## ACTION ITEM
Reproduce the records that follow exactly as they are written.

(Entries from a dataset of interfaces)
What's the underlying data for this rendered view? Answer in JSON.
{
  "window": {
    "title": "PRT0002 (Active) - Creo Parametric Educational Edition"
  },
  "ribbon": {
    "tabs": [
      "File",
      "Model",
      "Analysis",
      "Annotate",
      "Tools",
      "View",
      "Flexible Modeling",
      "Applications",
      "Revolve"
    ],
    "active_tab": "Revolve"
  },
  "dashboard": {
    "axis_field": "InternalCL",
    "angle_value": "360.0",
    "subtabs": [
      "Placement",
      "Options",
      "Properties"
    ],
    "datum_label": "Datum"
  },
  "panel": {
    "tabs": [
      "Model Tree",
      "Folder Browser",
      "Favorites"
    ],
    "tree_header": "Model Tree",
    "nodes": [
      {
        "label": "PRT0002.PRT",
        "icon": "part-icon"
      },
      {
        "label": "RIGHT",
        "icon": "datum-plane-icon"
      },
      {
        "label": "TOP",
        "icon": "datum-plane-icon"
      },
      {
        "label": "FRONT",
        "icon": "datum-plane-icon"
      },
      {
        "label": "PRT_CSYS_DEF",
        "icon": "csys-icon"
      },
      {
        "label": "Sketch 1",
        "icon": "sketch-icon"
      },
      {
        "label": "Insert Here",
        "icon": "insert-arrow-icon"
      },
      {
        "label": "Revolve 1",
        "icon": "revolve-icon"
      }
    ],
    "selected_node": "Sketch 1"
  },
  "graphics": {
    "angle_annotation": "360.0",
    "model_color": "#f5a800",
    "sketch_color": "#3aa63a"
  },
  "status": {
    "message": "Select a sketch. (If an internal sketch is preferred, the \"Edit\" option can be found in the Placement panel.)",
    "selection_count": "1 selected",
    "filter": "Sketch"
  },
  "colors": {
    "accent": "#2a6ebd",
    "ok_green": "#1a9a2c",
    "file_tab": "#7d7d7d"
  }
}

## SOLUTION TO THE PROBLEM
What's the underlying data for this rendered view? Answer in JSON.
{
  "window": {
    "title": "PRT0002 (Active) - Creo Parametric Educational Edition"
  },
  "ribbon": {
    "tabs": [
      "File",
      "Model",
      "Analysis",
      "Annotate",
      "Tools",
      "View",
      "Flexible Modeling",
      "Applications",
      "Revolve"
    ],
    "active_tab": "Revolve"
  },
  "dashboard": {
    "axis_field": "InternalCL",
    "angle_value": "360.0",
    "subtabs": [
      "Placement",
      "Options",
      "Properties"
    ],
    "datum_label": "Datum"
  },
  "panel": {
    "tabs": [
      "Model Tree",
      "Folder Browser",
      "Favorites"
    ],
    "tree_header": "Model Tree",
    "nodes": [
      {
        "label": "PRT0002.PRT",
        "icon": "part-icon"
      },
      {
        "label": "RIGHT",
        "icon": "datum-plane-icon"
      },
      {
        "label": "TOP",
        "icon": "datum-plane-icon"
      },
      {
        "label": "FRONT",
        "icon": "datum-plane-icon"
      },
      {
        "label": "PRT_CSYS_DEF",
        "icon": "csys-icon"
      },
      {
        "label": "Sketch 1",
        "icon": "sketch-icon"
      },
      {
        "label": "Insert Here",
        "icon": "insert-arrow-icon"
      },
      {
        "label": "Revolve 1",
        "icon": "revolve-icon"
      }
    ],
    "selected_node": "Sketch 1"
  },
  "graphics": {
    "angle_annotation": "360.0",
    "model_color": "#f5a800",
    "sketch_color": "#3aa63a"
  },
  "status": {
    "message": "Select a sketch. (If an internal sketch is preferred, the \"Edit\" option can be found in the Placement panel.)",
    "selection_count": "1 selected",
    "filter": "Sketch"
  },
  "colors": {
    "accent": "#2a6ebd",
    "ok_green": "#1a9a2c",
    "file_tab": "#7d7d7d"
  }
}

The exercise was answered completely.